“NEO-Learning is always centred in the future, so we are looking at the horizon at ways we can build up the Digital Lab in Roebourne”, says April Phillips. “We rely on young artists who work there to inform all of our directions and teach us grown-ups what’s next.”
“We also offer units of learning hosted by live educators, which means teachers take a moment away from delivery and co-learn with their students”, says April. “If I could give three top tips for an educator navigating online learning I would say – be yourself, always offer test connections and find out what online learning can do that face-to-face learning cannot and make the most of these features.”
Yindjibarndi woman and cultural advisor Michelle Adams has advised Big hART over many years and participated in many projects. She is excited about the potential of NEO-Learning – it’s power to unlock new pathways for young people in Roebourne, and the role technology can play – helping keep culture and language alive.
“Young people are learning, I am learning” says Michelle Adams. “NEO-Learning is learning in action. With language and a mixture of media tools we also connect to the outdoor learning area, which is one of the exciting initiatives of the project. The preserving of languages is necessary for the education of the whole person, connected to their lands. We allow ourselves an amazing opportunity to gaze through a window or walk through a virtual door and hear and see co-learning with Aboriginal students and their schools taking place. Keeping Yindjibarndi stories alive, keeping Ngarluma stories alive.”
Big hART would like to acknowledge the Elders, senior members and families of the community of Ieramugadu for their generosity and patience, and for supporting the work of Big hART in the community.

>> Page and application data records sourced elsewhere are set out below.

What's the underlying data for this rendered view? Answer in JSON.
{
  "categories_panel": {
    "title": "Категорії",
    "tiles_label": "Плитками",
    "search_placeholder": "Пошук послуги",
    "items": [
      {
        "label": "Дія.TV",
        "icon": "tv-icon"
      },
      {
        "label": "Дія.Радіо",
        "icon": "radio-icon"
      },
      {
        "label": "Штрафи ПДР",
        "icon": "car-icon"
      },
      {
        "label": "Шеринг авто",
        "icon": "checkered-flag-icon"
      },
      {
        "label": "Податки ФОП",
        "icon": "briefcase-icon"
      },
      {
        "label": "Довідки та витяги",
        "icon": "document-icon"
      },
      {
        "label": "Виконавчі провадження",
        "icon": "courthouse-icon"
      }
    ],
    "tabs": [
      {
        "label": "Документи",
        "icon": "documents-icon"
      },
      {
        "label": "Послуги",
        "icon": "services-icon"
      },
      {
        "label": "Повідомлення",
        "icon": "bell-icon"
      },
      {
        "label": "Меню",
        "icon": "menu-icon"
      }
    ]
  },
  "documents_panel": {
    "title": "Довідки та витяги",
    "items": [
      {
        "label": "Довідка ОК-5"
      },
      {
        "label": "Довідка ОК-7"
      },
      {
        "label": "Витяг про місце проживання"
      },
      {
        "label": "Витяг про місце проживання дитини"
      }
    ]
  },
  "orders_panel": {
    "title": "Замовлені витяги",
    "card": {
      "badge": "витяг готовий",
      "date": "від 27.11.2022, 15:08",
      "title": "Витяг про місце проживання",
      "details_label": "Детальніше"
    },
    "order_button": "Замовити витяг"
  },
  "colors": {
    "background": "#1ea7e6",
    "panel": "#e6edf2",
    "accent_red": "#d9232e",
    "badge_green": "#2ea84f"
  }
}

To find out more about NEO-Learning, go to the website www.neolearning.com.au